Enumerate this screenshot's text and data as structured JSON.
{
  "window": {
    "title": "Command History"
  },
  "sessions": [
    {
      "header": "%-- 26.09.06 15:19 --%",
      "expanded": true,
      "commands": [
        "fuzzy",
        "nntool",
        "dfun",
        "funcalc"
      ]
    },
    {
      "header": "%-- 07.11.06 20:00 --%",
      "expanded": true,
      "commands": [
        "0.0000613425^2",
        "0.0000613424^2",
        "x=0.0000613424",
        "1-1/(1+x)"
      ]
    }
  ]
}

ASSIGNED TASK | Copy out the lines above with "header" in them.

EXPECTED ANSWER |
      "header": "%-- 26.09.06 15:19 --%",
      "header": "%-- 07.11.06 20:00 --%",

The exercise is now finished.